→ Task brief:
Return the records exactly, keeping every line as it is.

→ Provided records:
*-*-*
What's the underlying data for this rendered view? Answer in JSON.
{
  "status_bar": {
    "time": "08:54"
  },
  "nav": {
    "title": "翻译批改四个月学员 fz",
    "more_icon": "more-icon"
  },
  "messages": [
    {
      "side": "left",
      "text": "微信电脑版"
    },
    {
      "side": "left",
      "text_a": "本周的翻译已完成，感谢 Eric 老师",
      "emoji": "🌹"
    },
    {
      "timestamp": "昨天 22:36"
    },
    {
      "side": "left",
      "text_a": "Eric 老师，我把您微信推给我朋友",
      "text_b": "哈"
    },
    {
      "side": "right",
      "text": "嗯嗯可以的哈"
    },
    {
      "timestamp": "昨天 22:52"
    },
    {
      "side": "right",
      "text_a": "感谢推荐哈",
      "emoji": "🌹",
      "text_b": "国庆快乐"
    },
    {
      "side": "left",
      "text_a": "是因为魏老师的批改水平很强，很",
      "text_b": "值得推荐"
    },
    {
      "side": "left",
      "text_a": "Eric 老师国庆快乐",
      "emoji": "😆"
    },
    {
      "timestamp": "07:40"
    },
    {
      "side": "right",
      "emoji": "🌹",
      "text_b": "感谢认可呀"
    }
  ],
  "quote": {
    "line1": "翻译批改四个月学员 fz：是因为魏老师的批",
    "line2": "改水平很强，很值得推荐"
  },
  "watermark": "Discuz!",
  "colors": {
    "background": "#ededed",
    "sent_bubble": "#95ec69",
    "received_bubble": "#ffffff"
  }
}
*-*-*
→ Completed exercise:
What's the underlying data for this rendered view? Answer in JSON.
{
  "status_bar": {
    "time": "08:54"
  },
  "nav": {
    "title": "翻译批改四个月学员 fz",
    "more_icon": "more-icon"
  },
  "messages": [
    {
      "side": "left",
      "text": "微信电脑版"
    },
    {
      "side": "left",
      "text_a": "本周的翻译已完成，感谢 Eric 老师",
      "emoji": "🌹"
    },
    {
      "timestamp": "昨天 22:36"
    },
    {
      "side": "left",
      "text_a": "Eric 老师，我把您微信推给我朋友",
      "text_b": "哈"
    },
    {
      "side": "right",
      "text": "嗯嗯可以的哈"
    },
    {
      "timestamp": "昨天 22:52"
    },
    {
      "side": "right",
      "text_a": "感谢推荐哈",
      "emoji": "🌹",
      "text_b": "国庆快乐"
    },
    {
      "side": "left",
      "text_a": "是因为魏老师的批改水平很强，很",
      "text_b": "值得推荐"
    },
    {
      "side": "left",
      "text_a": "Eric 老师国庆快乐",
      "emoji": "😆"
    },
    {
      "timestamp": "07:40"
    },
    {
      "side": "right",
      "emoji": "🌹",
      "text_b": "感谢认可呀"
    }
  ],
  "quote": {
    "line1": "翻译批改四个月学员 fz：是因为魏老师的批",
    "line2": "改水平很强，很值得推荐"
  },
  "watermark": "Discuz!",
  "colors": {
    "background": "#ededed",
    "sent_bubble": "#95ec69",
    "received_bubble": "#ffffff"
  }
}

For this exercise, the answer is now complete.